It’s similar with an insurance agent. The agent too will try to sell you all the advantages of their products and not talk about disadvantages; they are hidden in the small print.

Real estate agents are yet another example.

People act to their own benefit and twist the truth if necessary.

Is it only others?

If you are honest with yourself, you will need to admit that you too act dishonest/untruthfully all now and then when it is beneficial. How far you go depends on your moral compass. (Find examples.)

We humans can lie – and do so from time to time. Wir learn this as children. We learn to seek security. We learn to influence the outcome or the course of events. This requires us to influence the actions of people who are involved. This means but to manipulate people. (Find examples.)

Furthermore, we learn mental needs such as the need to be seen and to obtain approval. This need shows with social media. We show ourselves by posting. Clicks mean that we are seen. Likes mean that we receive approval. To fulfill our need to be seen and approved, we often act in a way that we know others like. This is untruthful.

But things are more complex than that. We often behave untruthfully simply because we function.

How often do you do something although you don’t want to do it? You do it because one of your programs tells you to do it. An example is visiting a relative because it is expected from you. This is untruthful.

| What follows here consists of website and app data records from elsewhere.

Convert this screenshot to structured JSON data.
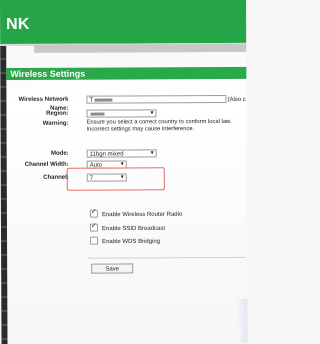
{
  "header": {
    "logo_text": "NK"
  },
  "section": {
    "title": "Wireless Settings"
  },
  "form": {
    "network_name_label": "Wireless Network Name:",
    "network_name_value_prefix": "T",
    "network_name_trailing": "(Also c",
    "region_label": "Region:",
    "region_value": "",
    "warning_label": "Warning:",
    "warning_text": "Ensure you select a correct country to conform local law. Incorrect settings may cause interference.",
    "mode_label": "Mode:",
    "mode_value": "11bgn mixed",
    "channel_width_label": "Channel Width:",
    "channel_width_value": "Auto",
    "channel_label": "Channel:",
    "channel_value": "7"
  },
  "checkboxes": [
    {
      "label": "Enable Wireless Router Radio",
      "checked": true
    },
    {
      "label": "Enable SSID Broadcast",
      "checked": true
    },
    {
      "label": "Enable WDS Bridging",
      "checked": false
    }
  ],
  "buttons": {
    "save": "Save"
  },
  "icons": {
    "dropdown": "chevron-down-icon",
    "checkbox_check": "check-icon"
  },
  "colors": {
    "brand_green": "#25a548",
    "section_green": "#2ba84b",
    "highlight_red": "#e56b6b"
  }
}
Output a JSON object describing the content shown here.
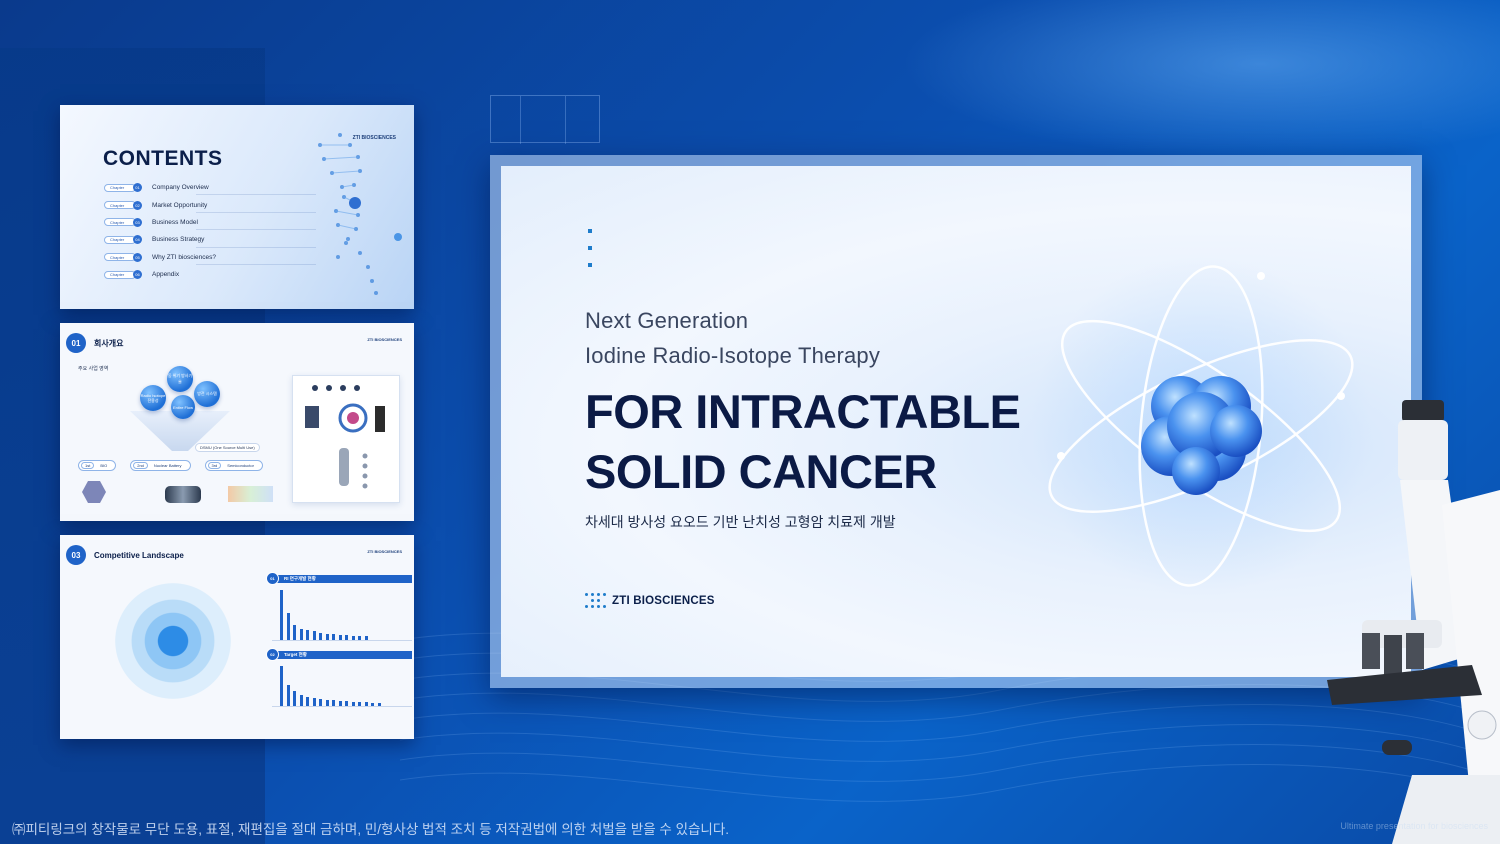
{
  "thumb1": {
    "title": "CONTENTS",
    "brand": "ZTI BIOSCIENCES",
    "items": [
      {
        "chapter": "Chapter",
        "num": "01",
        "label": "Company Overview"
      },
      {
        "chapter": "Chapter",
        "num": "02",
        "label": "Market Opportunity"
      },
      {
        "chapter": "Chapter",
        "num": "03",
        "label": "Business Model"
      },
      {
        "chapter": "Chapter",
        "num": "04",
        "label": "Business Strategy"
      },
      {
        "chapter": "Chapter",
        "num": "05",
        "label": "Why ZTI biosciences?"
      },
      {
        "chapter": "Chapter",
        "num": "06",
        "label": "Appendix"
      }
    ]
  },
  "thumb2": {
    "badge": "01",
    "heading": "회사개요",
    "brand": "ZTI BIOSCIENCES",
    "subheading": "주요 사업 영역",
    "bubbles": [
      "Radio Isotope 전용성",
      "동 위기 방사기술",
      "Entire Flow",
      "방전 시스템"
    ],
    "dsmu": "DSMU (One Source Multi Use)",
    "tags": [
      {
        "num": "1st",
        "label": "BIO"
      },
      {
        "num": "2nd",
        "label": "Nuclear Battery"
      },
      {
        "num": "3rd",
        "label": "Semiconductor"
      }
    ]
  },
  "thumb3": {
    "badge": "03",
    "heading": "Competitive Landscape",
    "brand": "ZTI BIOSCIENCES",
    "section1": {
      "num": "01",
      "label": "RI 연구개발 현황"
    },
    "section2": {
      "num": "02",
      "label": "Target 현황"
    },
    "chart1_values": [
      40,
      22,
      12,
      9,
      8,
      7,
      6,
      5,
      5,
      4,
      4,
      3,
      3,
      3
    ],
    "chart2_values": [
      38,
      20,
      14,
      10,
      9,
      8,
      7,
      6,
      6,
      5,
      5,
      4,
      4,
      4,
      3,
      3
    ]
  },
  "main": {
    "subtitle_line1": "Next Generation",
    "subtitle_line2": "Iodine Radio-Isotope Therapy",
    "title_line1": "FOR INTRACTABLE",
    "title_line2": "SOLID CANCER",
    "korean_subtitle": "차세대 방사성 요오드 기반 난치성 고형암 치료제 개발",
    "logo_text": "ZTI BIOSCIENCES"
  },
  "footer": {
    "copyright": "㈜피티링크의 창작물로 무단 도용, 표절, 재편집을 절대 금하며, 민/형사상 법적 조치 등 저작권법에 의한 처벌을 받을 수 있습니다.",
    "watermark": "Ultimate presentation for biosciences"
  },
  "colors": {
    "background": "#0b4fb0",
    "accent": "#1f63c8",
    "title": "#0b1a45"
  }
}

All in all: People often act untruthfully – sometimes wilfully, often unwilfully. Therefore, it is appropriate to mistrust one another. The yearning for love is an expression of the desire to trust somebody.

What experiences have you made with trust?

I remember a dispute with my late father. It was about something a politician had said. My father argued: “If it wasn’t true, they wouldn’t show it on TV.” He blindly trusted both the politician and the media.

It is paradox that some of us mistrust people who they know while trusting people who they don’t know. 

Exercise: Make a list of people and institutions that you trust enough to risk your life and health.

Trust is good, control is better.
(Vladimir Lenin)